== Work task ==
Restate the entries below exactly, and keep all images out of the answer.

[[ Source records, beginning ]]

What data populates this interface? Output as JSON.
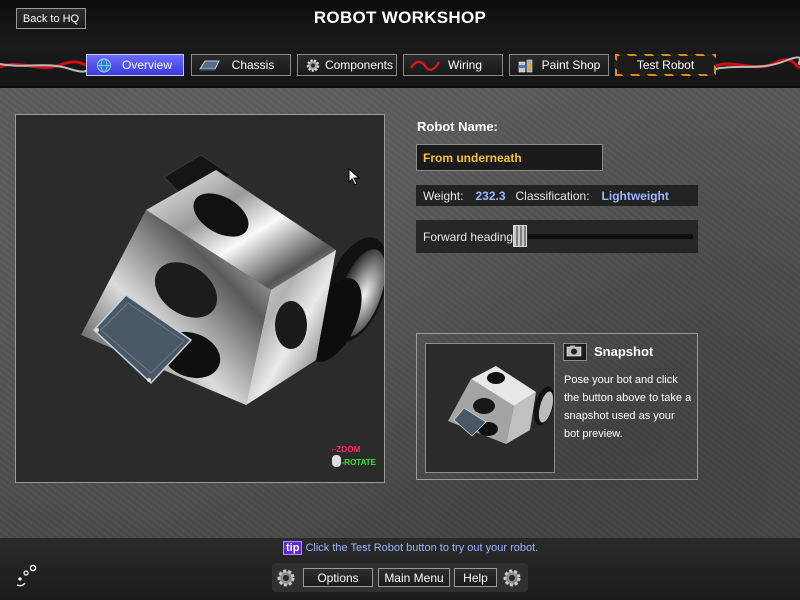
{
  "header": {
    "title": "ROBOT WORKSHOP",
    "back_label": "Back to HQ"
  },
  "tabs": [
    {
      "label": "Overview",
      "icon": "globe-icon",
      "active": true
    },
    {
      "label": "Chassis",
      "icon": "chassis-icon",
      "active": false
    },
    {
      "label": "Components",
      "icon": "gear-icon",
      "active": false
    },
    {
      "label": "Wiring",
      "icon": "wire-icon",
      "active": false
    },
    {
      "label": "Paint Shop",
      "icon": "paint-can-icon",
      "active": false
    },
    {
      "label": "Test Robot",
      "icon": "",
      "active": false
    }
  ],
  "viewport": {
    "hint_zoom": "ZOOM",
    "hint_rotate": "ROTATE"
  },
  "robot": {
    "name_label": "Robot Name:",
    "name_value": "From underneath",
    "weight_label": "Weight:",
    "weight_value": "232.3",
    "class_label": "Classification:",
    "class_value": "Lightweight",
    "heading_label": "Forward heading:",
    "heading_level": 0.0
  },
  "snapshot": {
    "title": "Snapshot",
    "description": "Pose your bot and click the button above to take a snapshot used as your bot preview."
  },
  "footer": {
    "tip_tag": "tip",
    "tip_text": "Click the Test Robot button to try out your robot.",
    "buttons": [
      "Options",
      "Main Menu",
      "Help"
    ]
  },
  "colors": {
    "active_tab": "#4c4cf0",
    "name_text": "#f6c23b",
    "stat_value": "#9cb8ff",
    "tip_tag": "#5e2bd4"
  }
}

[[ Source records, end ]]

== Your response ==
What data populates this interface? Output as JSON.
{
  "header": {
    "title": "ROBOT WORKSHOP",
    "back_label": "Back to HQ"
  },
  "tabs": [
    {
      "label": "Overview",
      "icon": "globe-icon",
      "active": true
    },
    {
      "label": "Chassis",
      "icon": "chassis-icon",
      "active": false
    },
    {
      "label": "Components",
      "icon": "gear-icon",
      "active": false
    },
    {
      "label": "Wiring",
      "icon": "wire-icon",
      "active": false
    },
    {
      "label": "Paint Shop",
      "icon": "paint-can-icon",
      "active": false
    },
    {
      "label": "Test Robot",
      "icon": "",
      "active": false
    }
  ],
  "viewport": {
    "hint_zoom": "ZOOM",
    "hint_rotate": "ROTATE"
  },
  "robot": {
    "name_label": "Robot Name:",
    "name_value": "From underneath",
    "weight_label": "Weight:",
    "weight_value": "232.3",
    "class_label": "Classification:",
    "class_value": "Lightweight",
    "heading_label": "Forward heading:",
    "heading_level": 0.0
  },
  "snapshot": {
    "title": "Snapshot",
    "description": "Pose your bot and click the button above to take a snapshot used as your bot preview."
  },
  "footer": {
    "tip_tag": "tip",
    "tip_text": "Click the Test Robot button to try out your robot.",
    "buttons": [
      "Options",
      "Main Menu",
      "Help"
    ]
  },
  "colors": {
    "active_tab": "#4c4cf0",
    "name_text": "#f6c23b",
    "stat_value": "#9cb8ff",
    "tip_tag": "#5e2bd4"
  }
}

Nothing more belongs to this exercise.